In the Democratic Republic of Congo, the army is leaking weapons to the very rebels that seek to topple it. It sounds like a bizzare joke. But it is an increasing problem in the Democratic Republic of the Congo, according to a report from a group of independent experts.
Militias in the DRC, the report says, rely not only on local and regional networks, but have reached beyond those boundaries. The report's coordinator, Dinesh Mathani, says that in the case of the FDLR, the leading Hutu militia, a Diaspora leadership plays a key role in decision-making and funding:
MATHANI: We've interviewed dozens and dozens of ex-FDLR combatants who've talked about the role that they play in terms of coordinating military operations, handing down instructions, coordinating fund raising in the diaspora, Europe, North America in parts of Africa, sending that money back on the ground to support local FDLR military commanders. And these international networks have somewhat been overlooked.
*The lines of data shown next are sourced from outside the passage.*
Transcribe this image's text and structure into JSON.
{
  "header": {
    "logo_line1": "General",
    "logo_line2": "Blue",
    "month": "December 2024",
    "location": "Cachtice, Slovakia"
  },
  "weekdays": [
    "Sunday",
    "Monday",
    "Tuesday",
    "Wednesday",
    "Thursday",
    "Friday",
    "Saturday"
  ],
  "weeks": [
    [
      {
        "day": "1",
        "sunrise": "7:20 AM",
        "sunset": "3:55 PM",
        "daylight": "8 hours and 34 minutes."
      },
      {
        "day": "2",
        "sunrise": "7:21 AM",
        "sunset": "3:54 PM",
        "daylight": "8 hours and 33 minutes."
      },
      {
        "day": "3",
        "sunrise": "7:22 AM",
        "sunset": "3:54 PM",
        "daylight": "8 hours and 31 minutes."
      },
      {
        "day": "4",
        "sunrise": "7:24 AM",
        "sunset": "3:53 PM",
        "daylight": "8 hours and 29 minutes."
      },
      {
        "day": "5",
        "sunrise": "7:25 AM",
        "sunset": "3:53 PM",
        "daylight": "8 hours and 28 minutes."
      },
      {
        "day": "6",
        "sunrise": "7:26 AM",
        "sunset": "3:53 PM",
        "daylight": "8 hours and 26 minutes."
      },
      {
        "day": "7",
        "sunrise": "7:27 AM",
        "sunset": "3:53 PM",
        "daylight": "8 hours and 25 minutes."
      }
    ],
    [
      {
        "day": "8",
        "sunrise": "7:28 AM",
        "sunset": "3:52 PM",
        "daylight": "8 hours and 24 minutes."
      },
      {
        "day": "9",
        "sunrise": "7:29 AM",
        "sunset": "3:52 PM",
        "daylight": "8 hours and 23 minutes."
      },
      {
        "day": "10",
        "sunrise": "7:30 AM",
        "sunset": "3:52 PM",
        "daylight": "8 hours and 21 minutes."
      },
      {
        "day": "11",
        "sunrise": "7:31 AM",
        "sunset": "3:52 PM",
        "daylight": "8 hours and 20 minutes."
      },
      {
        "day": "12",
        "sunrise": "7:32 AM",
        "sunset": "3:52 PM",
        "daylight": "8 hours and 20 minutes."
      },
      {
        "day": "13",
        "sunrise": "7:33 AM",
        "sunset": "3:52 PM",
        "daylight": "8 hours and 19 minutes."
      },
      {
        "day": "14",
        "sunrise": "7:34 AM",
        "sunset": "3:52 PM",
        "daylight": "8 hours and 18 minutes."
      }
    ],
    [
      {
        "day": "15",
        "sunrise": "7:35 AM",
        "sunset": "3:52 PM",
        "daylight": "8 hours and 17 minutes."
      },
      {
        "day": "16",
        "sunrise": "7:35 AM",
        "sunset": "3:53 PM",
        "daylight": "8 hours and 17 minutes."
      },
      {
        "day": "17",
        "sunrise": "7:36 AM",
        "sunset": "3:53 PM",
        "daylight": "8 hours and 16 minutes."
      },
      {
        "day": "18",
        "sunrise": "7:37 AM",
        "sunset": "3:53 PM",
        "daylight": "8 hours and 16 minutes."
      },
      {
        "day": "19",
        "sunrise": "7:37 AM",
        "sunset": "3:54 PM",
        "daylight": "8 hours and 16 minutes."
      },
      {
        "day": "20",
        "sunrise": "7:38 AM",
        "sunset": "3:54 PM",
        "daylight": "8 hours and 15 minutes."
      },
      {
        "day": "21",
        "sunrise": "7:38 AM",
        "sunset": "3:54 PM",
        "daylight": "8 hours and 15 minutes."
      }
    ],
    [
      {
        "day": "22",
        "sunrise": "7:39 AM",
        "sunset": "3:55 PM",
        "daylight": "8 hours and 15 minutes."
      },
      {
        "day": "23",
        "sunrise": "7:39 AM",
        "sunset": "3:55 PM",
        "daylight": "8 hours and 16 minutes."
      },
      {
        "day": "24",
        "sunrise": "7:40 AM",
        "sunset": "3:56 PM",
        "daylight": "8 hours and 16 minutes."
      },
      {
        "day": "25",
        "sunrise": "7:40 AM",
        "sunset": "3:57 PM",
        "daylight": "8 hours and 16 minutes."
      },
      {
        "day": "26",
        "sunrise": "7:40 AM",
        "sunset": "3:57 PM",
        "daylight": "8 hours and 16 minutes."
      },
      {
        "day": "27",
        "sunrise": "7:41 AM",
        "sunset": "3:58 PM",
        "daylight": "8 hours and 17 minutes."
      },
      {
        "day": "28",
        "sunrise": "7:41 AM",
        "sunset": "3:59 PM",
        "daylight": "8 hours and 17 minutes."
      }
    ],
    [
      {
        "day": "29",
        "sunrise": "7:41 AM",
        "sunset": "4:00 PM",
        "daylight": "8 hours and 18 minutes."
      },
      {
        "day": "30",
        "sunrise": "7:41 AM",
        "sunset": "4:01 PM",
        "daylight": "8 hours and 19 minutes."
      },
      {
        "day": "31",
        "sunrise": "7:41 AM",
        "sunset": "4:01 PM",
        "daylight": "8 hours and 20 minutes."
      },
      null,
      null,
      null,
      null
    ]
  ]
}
COCKBURN: Revenue also comes from mineral exploitation. The report highlights how rebel groups are making millions of dollars by exporting gold to the United Arab Emirates. Mr Dinesh explains that the gold passes via companies in Uganda, Burundi and Tanzania:
MATHANI: In Burundi one guy's at the helm of the monopoly of that trade. All of his exports go to the UAE. In Uganda the companies that officially export all export to the UAE but those that we have traced aren't officialized, because they are already the directors of sanctioned entities and they are doing it, if you like, "under the radar." So we don't have documentation on those specific guys in Uganda. But we do have considerable information on them continuing to trade gold and testimony showing that their associates have set up shop in Dubai as well.
COCKBURN: Weaknesses in the Congolese army are also aiding militia survival. Mr Dinesh says that, the CNDP, although formally absorbed into the Congolese army, remains a Tutsi rebel outfit:
MATHANI: They've changed uniforms but they've retained a parallel system of chain of command, of illegal taxation, rackets that they're imposing on the ground and they're also deeply involved in the exploitation of mineral resources as well. So those are the support networks that we're talking about. And these networks need to be tackled.
COCKBURN: The report has not come without some controversy. Leaked to the press last month, many journalists described it as a damning inquiry into the work of MONUC, the UN's Congo mission. Mr Dinesh, however, criticizes these reports as completely false:
MATHANI: We do talk about the contradictions between MONUC's support to the military operations against the FDLR. But we don't make any strong conclusions. The focus of the report is the international, regional and local networks that are fuelling the crisis in Eastern Congo. That's what this report is about. It's not and internal inquiry. There are far more important things in here than conclusions drawn on MONUC which I think are actually quite dull.
Producer: Kit Cockburn, United Nations